*** Opening Data for the task ***
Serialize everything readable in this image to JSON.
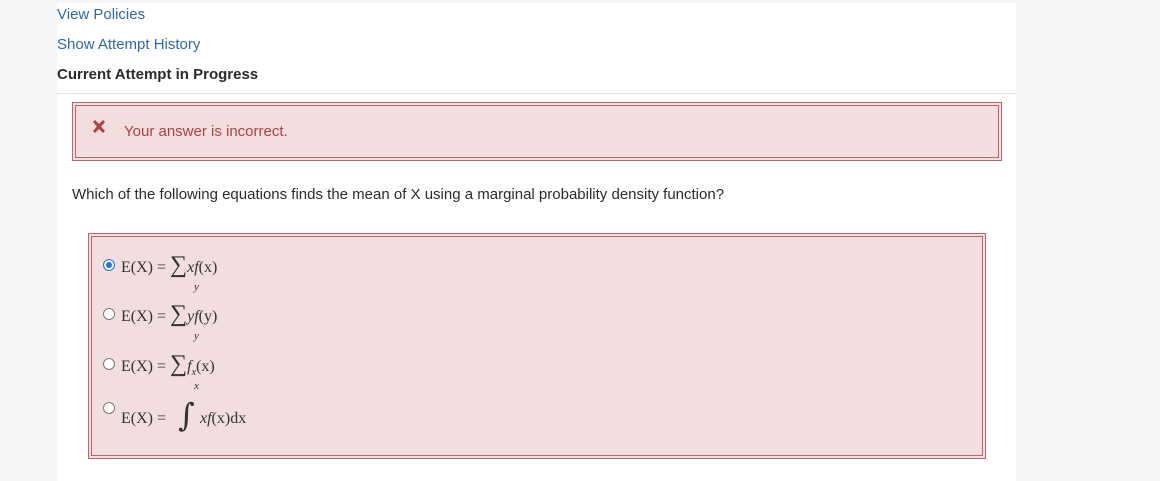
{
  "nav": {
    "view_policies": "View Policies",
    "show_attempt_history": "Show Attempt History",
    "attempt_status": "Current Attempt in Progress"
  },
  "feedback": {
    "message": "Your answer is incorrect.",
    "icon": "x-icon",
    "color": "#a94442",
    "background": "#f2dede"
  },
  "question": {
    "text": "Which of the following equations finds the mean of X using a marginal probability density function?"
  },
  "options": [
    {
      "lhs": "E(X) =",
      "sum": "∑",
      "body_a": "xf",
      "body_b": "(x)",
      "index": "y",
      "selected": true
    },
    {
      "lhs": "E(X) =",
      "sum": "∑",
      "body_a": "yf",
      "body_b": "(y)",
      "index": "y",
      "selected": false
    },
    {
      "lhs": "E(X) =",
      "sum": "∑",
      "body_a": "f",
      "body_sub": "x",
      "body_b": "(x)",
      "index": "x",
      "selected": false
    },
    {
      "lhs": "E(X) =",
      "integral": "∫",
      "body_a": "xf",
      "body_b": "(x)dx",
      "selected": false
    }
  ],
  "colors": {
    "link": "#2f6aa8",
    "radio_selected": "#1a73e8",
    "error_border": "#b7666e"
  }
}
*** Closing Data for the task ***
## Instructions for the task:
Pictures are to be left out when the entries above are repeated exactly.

## Answer box:
Serialize everything readable in this image to JSON.
{
  "nav": {
    "view_policies": "View Policies",
    "show_attempt_history": "Show Attempt History",
    "attempt_status": "Current Attempt in Progress"
  },
  "feedback": {
    "message": "Your answer is incorrect.",
    "icon": "x-icon",
    "color": "#a94442",
    "background": "#f2dede"
  },
  "question": {
    "text": "Which of the following equations finds the mean of X using a marginal probability density function?"
  },
  "options": [
    {
      "lhs": "E(X) =",
      "sum": "∑",
      "body_a": "xf",
      "body_b": "(x)",
      "index": "y",
      "selected": true
    },
    {
      "lhs": "E(X) =",
      "sum": "∑",
      "body_a": "yf",
      "body_b": "(y)",
      "index": "y",
      "selected": false
    },
    {
      "lhs": "E(X) =",
      "sum": "∑",
      "body_a": "f",
      "body_sub": "x",
      "body_b": "(x)",
      "index": "x",
      "selected": false
    },
    {
      "lhs": "E(X) =",
      "integral": "∫",
      "body_a": "xf",
      "body_b": "(x)dx",
      "selected": false
    }
  ],
  "colors": {
    "link": "#2f6aa8",
    "radio_selected": "#1a73e8",
    "error_border": "#b7666e"
  }
}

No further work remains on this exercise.